» DIRECTIONS FOR THIS TASK:
Where the data below has the string "Management", return the whole line.

Top of PROVIDED ENTRIES

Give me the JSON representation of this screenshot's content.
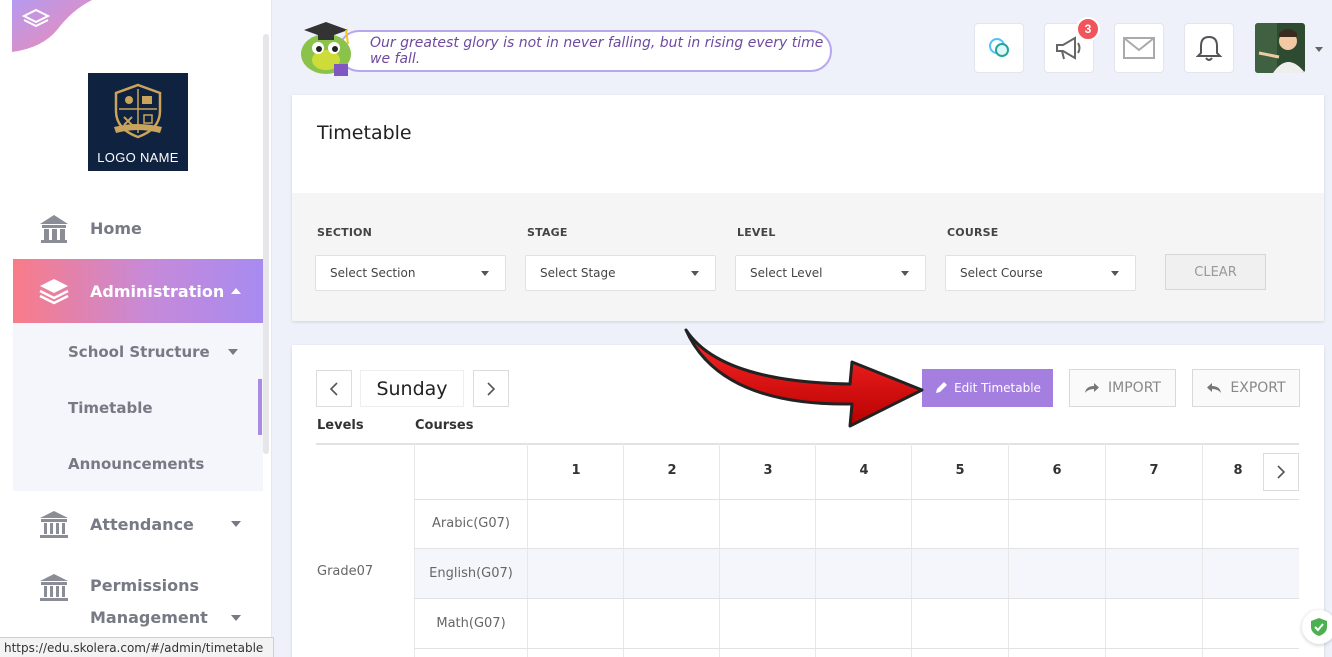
{
  "sidebar": {
    "logo_text": "LOGO NAME",
    "items": [
      {
        "label": "Home",
        "icon": "home-building-icon"
      },
      {
        "label": "Administration",
        "icon": "layers-icon"
      },
      {
        "label": "Attendance",
        "icon": "institution-icon"
      },
      {
        "label": "Permissions Management",
        "icon": "institution-icon"
      }
    ],
    "sub_items": [
      {
        "label": "School Structure"
      },
      {
        "label": "Timetable"
      },
      {
        "label": "Announcements"
      }
    ],
    "permissions_line1": "Permissions",
    "permissions_line2": "Management"
  },
  "topbar": {
    "quote": "Our greatest glory is not in never falling, but in rising every time we fall.",
    "notification_count": "3",
    "icons": [
      "chat-icon",
      "megaphone-icon",
      "mail-icon",
      "bell-icon"
    ]
  },
  "filters": {
    "title": "Timetable",
    "fields": [
      {
        "label": "SECTION",
        "placeholder": "Select Section"
      },
      {
        "label": "STAGE",
        "placeholder": "Select Stage"
      },
      {
        "label": "LEVEL",
        "placeholder": "Select Level"
      },
      {
        "label": "COURSE",
        "placeholder": "Select Course"
      }
    ],
    "clear_label": "CLEAR"
  },
  "timetable": {
    "day": "Sunday",
    "edit_label": "Edit Timetable",
    "import_label": "IMPORT",
    "export_label": "EXPORT",
    "levels_header": "Levels",
    "courses_header": "Courses",
    "periods": [
      "1",
      "2",
      "3",
      "4",
      "5",
      "6",
      "7",
      "8"
    ],
    "level": "Grade07",
    "courses": [
      "Arabic(G07)",
      "English(G07)",
      "Math(G07)"
    ]
  },
  "statusbar": {
    "url": "https://edu.skolera.com/#/admin/timetable"
  },
  "colors": {
    "accent": "#a47fe0",
    "nav_gradient_start": "#f97b88",
    "nav_gradient_end": "#a78bf0",
    "badge": "#f2545b",
    "arrow": "#e00000"
  }
}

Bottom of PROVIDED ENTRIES

» THE COMPLETED TASK:
        "label": "Permissions Management",
    "permissions_line2": "Management"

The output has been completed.